Review of Sonya Menges' Art Gallery

Review of Sonya Menges’ Art Gallery

Sonya Menges’ recent work is up for viewing at the Hill House, which has graciously turned itself into a gallery to host her show.  You’ve probably heard Sonya’s name floating around church recently, with a display at St. Gabriel’s for Good Friday and Easter and the Hill House show.  A lot of Sonya’s work is there, with some of the pieces from her Lenten reflections series on display as well as other creations from the past few years.  The material ranges from reflections on holy days to tree houses and waterfalls.  One piece might be an installation, another a mixed media assemblage, yet another a charcoal drawing, and another a more traditional paint-and-canvas work.  It’s a show that incorporates weight and whimsy, solemnity and maybe just a little silliness.

So yes.  It can be a lot to take in.

In reality there are at least three shows on display there, by my count.  There are a number of tree limbs and twigs assembled in the recesses of Hill House, with small platforms serving as imaginary tree forts.  Tiny pieces of fabric crafted into flags and sewn together in a string connect the forts from room to room.  Her reflections on Lent are also presented, arranged quite thoughtfully throughout Hill House, layering your physical progression through the series with the artistic and spiritual progression suggested by the sequence of images.  And then there are pieces that represent some of Sonya’s consistent work with family memories, particularly memories associated with visits to Niagara falls.

I’m a little apprehensive to say more than that about the show in its various forms.  One of the difficulties about reading art-writing is that the writing can rely on jargon or that the writing becomes more about art-writing than about art.

The real point here is that I think you should make plans to visit Hill House soon and see Sonya’s work.

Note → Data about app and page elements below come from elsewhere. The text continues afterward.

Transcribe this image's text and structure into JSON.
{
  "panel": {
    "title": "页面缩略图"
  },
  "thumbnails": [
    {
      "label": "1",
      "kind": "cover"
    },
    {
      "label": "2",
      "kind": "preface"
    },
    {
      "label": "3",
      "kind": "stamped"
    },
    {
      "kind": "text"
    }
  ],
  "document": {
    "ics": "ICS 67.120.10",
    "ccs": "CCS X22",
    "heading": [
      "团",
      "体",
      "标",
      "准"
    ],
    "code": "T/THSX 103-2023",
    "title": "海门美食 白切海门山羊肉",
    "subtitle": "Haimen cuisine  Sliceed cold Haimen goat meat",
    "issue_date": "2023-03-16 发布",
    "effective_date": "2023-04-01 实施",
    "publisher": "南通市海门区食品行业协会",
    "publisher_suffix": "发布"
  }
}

The breadth of her work means that however interested in art you might be, there’s something there for you to appreciate and admire.  One thought I had as I left the show was “Wow, Sonya can really draw a tree.”  There’s a technical mastery in her work that’s on display, but in a subtle way.  As you study her work, the technique is there without the self-aggrandizement and self-suggestion of a virtuoso.  If abstract work is up your alley, Sonya’s tree house installations and her reflections on Lent will capture your attention.  Some pieces are suggestive of stained glass windows or gothic architecture, while others works don’t immediately suggest a connection with such obvious religious styles or structures.

Go check it out.  Go enjoy it.  And enjoy it your way.